I also love reading and wish I had time for more of it. I’m currently reading a few different books: The Secrets of Vesuvius by children’s historical mystery author Caroline Lawrence at the request of my son, partially completed holiday reading Spain: what everyone needs to know (William Chislett), bedtime family reading Billionaire Boy (David Walliams) and – for me – The Power of Habit – second time – by Charles Duhigg.
Reading (and radio) as a healthy habit – both feel good.
A recent chance tune in had me listening to BBC Radio 4’s Morality in the 21st Century series with an episode exploring Artificial Intelligence. AI is a hotter topic than most of us realise, or perhaps want to accept. It’s all around us in ways we don’t even realise.

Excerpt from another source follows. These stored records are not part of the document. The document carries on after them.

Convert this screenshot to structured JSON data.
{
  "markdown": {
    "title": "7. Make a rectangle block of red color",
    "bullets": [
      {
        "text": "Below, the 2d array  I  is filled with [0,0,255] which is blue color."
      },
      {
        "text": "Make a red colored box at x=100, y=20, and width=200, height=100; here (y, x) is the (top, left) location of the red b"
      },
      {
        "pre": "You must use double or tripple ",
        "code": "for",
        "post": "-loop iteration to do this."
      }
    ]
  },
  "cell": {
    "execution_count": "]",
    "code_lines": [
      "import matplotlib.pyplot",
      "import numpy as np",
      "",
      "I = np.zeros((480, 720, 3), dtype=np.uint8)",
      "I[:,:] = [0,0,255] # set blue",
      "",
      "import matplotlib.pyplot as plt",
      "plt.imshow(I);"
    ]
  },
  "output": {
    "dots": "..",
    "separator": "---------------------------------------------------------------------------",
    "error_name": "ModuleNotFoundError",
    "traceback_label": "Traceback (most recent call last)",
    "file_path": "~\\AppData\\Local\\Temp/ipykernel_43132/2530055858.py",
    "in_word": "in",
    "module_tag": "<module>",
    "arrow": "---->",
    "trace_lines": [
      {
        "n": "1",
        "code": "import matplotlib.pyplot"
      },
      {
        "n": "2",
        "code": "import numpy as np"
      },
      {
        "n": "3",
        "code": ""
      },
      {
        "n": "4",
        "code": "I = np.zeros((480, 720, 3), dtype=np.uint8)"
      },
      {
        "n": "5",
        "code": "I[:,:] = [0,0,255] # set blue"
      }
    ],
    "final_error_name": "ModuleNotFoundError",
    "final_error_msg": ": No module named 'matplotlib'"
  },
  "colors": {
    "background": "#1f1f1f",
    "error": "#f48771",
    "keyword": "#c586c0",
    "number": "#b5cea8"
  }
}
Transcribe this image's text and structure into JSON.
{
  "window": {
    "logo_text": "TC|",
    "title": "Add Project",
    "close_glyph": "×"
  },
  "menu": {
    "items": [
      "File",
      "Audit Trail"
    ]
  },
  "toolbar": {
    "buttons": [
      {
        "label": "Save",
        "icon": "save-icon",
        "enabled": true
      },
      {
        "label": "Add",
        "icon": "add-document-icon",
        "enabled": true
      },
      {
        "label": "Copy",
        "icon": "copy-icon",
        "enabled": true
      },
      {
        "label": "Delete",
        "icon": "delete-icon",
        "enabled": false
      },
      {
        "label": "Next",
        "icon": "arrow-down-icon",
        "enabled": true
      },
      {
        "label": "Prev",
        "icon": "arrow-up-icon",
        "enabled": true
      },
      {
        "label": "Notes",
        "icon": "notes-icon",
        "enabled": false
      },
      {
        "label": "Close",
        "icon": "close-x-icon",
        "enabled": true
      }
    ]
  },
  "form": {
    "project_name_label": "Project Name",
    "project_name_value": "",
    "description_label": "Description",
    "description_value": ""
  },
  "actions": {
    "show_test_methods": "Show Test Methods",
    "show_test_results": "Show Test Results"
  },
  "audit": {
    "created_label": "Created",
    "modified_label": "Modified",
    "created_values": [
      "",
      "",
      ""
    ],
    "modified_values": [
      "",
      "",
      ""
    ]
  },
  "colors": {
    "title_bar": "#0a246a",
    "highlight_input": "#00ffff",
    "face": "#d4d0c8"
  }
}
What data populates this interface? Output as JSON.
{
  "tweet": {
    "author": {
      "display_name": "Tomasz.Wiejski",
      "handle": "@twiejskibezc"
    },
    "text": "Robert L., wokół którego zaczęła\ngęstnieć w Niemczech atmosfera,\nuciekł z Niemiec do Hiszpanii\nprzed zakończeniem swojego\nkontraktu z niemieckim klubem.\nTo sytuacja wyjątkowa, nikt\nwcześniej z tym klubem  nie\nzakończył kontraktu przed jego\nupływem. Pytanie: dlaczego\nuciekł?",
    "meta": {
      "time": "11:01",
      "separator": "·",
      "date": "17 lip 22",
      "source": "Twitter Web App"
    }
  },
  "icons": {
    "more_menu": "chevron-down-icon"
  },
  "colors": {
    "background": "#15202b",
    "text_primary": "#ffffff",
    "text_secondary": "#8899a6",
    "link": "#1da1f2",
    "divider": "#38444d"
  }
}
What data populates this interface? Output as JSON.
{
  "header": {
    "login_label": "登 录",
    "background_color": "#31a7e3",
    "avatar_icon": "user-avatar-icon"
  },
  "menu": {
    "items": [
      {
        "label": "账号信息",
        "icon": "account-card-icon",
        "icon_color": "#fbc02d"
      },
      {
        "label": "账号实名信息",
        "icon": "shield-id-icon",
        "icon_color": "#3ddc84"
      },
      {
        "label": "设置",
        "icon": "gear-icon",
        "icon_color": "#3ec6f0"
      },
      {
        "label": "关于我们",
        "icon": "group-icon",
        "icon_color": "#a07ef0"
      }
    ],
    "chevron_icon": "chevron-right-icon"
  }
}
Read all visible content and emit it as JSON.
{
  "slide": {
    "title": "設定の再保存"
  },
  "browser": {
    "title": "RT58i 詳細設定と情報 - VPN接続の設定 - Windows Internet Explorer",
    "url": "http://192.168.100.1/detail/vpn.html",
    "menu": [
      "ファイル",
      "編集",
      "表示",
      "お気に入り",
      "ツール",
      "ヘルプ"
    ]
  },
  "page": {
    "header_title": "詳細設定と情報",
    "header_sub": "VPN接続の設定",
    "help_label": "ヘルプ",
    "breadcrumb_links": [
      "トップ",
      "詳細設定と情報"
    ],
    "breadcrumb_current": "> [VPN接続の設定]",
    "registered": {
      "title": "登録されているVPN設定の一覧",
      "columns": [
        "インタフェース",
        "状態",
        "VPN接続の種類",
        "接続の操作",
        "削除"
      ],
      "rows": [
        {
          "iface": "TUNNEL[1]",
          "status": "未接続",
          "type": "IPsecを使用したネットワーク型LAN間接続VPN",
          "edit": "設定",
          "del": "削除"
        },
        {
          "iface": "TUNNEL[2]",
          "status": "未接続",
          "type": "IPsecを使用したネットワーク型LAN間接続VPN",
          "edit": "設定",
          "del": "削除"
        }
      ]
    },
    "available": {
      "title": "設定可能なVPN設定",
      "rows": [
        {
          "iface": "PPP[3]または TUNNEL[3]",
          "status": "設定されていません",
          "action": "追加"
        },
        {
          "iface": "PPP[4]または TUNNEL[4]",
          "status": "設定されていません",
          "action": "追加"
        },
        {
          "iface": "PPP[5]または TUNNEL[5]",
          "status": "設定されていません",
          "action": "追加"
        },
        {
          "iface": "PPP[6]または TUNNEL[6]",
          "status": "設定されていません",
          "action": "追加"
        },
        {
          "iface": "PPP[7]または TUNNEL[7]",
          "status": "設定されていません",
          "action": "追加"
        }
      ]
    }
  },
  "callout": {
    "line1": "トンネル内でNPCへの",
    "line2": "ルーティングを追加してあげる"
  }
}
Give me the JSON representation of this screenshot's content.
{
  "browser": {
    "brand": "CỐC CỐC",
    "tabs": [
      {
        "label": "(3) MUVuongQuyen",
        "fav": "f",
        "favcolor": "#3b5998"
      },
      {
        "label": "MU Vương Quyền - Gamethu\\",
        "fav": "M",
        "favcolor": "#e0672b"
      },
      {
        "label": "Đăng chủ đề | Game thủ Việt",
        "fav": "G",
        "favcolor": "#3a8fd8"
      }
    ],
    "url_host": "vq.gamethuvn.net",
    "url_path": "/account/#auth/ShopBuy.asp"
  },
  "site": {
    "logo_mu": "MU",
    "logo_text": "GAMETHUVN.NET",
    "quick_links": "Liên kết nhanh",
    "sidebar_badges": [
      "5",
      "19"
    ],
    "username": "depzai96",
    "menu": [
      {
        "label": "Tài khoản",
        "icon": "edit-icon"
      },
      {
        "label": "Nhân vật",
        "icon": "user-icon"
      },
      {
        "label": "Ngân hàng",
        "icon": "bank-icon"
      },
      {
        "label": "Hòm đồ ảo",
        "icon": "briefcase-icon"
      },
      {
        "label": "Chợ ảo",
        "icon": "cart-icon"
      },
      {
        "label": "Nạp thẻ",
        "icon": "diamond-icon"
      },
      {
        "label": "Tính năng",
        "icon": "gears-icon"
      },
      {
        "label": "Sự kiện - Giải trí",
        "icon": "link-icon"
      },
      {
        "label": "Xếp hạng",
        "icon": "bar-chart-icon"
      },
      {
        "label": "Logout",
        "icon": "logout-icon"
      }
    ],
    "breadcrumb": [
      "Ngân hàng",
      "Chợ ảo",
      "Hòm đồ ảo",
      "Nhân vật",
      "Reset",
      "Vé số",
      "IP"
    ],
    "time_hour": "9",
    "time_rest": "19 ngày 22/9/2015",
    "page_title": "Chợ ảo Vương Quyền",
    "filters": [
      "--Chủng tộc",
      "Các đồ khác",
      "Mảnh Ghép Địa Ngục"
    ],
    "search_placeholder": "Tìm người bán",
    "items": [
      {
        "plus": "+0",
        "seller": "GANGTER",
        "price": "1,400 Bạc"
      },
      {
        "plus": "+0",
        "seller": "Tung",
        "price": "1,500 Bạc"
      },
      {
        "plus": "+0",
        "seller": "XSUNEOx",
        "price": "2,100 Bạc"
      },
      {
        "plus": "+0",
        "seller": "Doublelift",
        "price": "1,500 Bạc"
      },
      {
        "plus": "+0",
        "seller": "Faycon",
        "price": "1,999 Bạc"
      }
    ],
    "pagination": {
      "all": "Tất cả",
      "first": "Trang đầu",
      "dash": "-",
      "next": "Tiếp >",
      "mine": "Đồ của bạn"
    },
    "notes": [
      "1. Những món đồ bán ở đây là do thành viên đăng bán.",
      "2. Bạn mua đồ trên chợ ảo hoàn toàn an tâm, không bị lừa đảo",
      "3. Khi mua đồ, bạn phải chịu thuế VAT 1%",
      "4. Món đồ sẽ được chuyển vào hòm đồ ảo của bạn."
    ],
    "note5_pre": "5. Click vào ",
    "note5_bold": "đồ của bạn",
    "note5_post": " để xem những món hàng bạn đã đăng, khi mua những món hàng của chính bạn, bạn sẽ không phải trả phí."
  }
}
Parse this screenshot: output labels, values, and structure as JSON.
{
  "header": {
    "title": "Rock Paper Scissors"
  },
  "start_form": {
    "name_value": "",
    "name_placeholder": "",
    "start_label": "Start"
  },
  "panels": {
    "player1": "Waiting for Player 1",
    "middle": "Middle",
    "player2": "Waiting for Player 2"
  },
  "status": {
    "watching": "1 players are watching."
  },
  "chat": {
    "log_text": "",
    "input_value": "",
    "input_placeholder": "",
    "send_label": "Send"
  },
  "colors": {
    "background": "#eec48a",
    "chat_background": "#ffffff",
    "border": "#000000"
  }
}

The 40-minute programme discussed the benefits of AI. Automated tasks, supporting activities, better and more reliable medical diagnosis – some great steps forward in routine activities.
Apparently, there’s a catch. AI is based on historical data and current behaviours, so AI mirrors and grows from our current base. It builds on current systemic biases, structural inequalities and limitations. So if we’re looking to remove some of those biases, we’ve got to address the historical data and current behaviours. Whether we will is something we will be finding out over the coming years and decades as the global weight, influence and size of the players working on AI pushes and drives the introduction of AI.
There are many advantages some of which are rather dull. AI can help with domestic chores beyond shopping there’s cooking and cleaning. AI machine, you’re welcome to those. Apparently, it can also help with parenting on tasks such as homework, research and bedtime stories. (Search online – here’s 9 Google Home tips for busy parents.)
Bedtime stories? That seems to cross a line. In the UK, spending a moment with your children at the end of a busy day is a moment to pause. I’ll own up to not knowing the bedtime routines of many of my friends, let alone people around the world. A quick online search suggests a wind-down period is pretty common and desirable.
But it’s the role, not the activity that’s the point.
It’s spending some time with a growing person that also puts in place the foundations for a lifetime of curiosity and learning.
So when Morality in the 21st Century started talking about asking your smart speaker to read bedtime stories, it was a wake-up moment. Once we’re handing parenting over to AI, we’ve missed something about what we’re doing and why we’re doing it. We’ve lost something about being human.
Perhaps we’re making an unintended and unplanned step towards being Artificially Human.